INPUT:
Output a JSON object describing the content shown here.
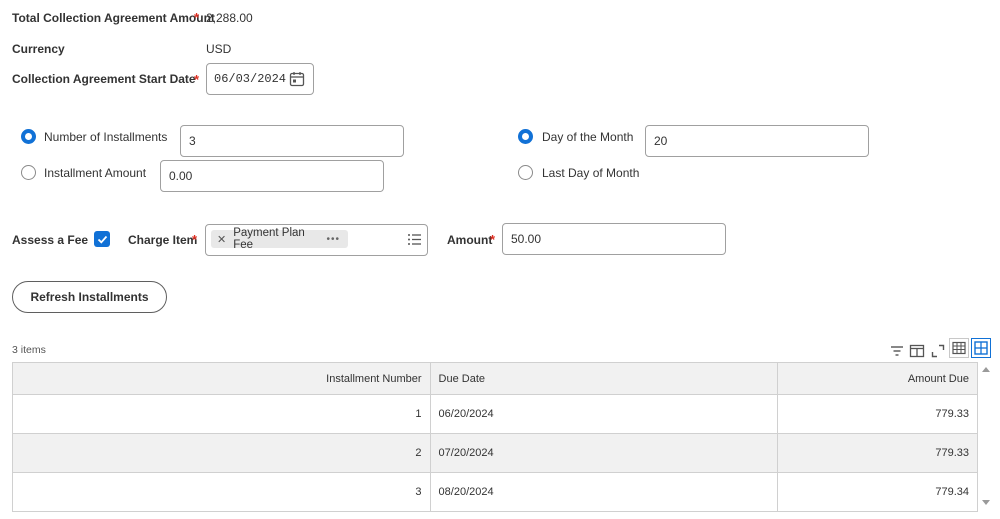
{
  "agreement": {
    "total_label": "Total Collection Agreement Amount",
    "total_value": "2,288.00",
    "currency_label": "Currency",
    "currency_value": "USD",
    "start_date_label": "Collection Agreement Start Date",
    "start_date_value": "06/03/2024"
  },
  "installments": {
    "number_label": "Number of Installments",
    "number_value": "3",
    "number_selected": true,
    "amount_label": "Installment Amount",
    "amount_value": "0.00",
    "amount_selected": false,
    "day_label": "Day of the Month",
    "day_value": "20",
    "day_selected": true,
    "last_day_label": "Last Day of Month",
    "last_day_selected": false
  },
  "fee": {
    "assess_label": "Assess a Fee",
    "assess_checked": true,
    "charge_item_label": "Charge Item",
    "charge_item_value": "Payment Plan Fee",
    "amount_label": "Amount",
    "amount_value": "50.00"
  },
  "actions": {
    "refresh_label": "Refresh Installments"
  },
  "table": {
    "item_count": "3 items",
    "columns": [
      "Installment Number",
      "Due Date",
      "Amount Due"
    ],
    "rows": [
      [
        "1",
        "06/20/2024",
        "779.33"
      ],
      [
        "2",
        "07/20/2024",
        "779.33"
      ],
      [
        "3",
        "08/20/2024",
        "779.34"
      ]
    ]
  },
  "colors": {
    "accent": "#1171d6",
    "required": "#de2e21",
    "row_alt": "#f1f1f1"
  },
  "icons": [
    "calendar-icon",
    "close-icon",
    "more-icon",
    "list-icon",
    "filter-icon",
    "columns-icon",
    "expand-icon",
    "table-view-icon",
    "grid-view-icon",
    "check-icon"
  ]
}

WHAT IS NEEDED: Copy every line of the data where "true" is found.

SOLUTION FOR THIS EXERCISE:
    "number_selected": true,
    "day_selected": true,
    "assess_checked": true,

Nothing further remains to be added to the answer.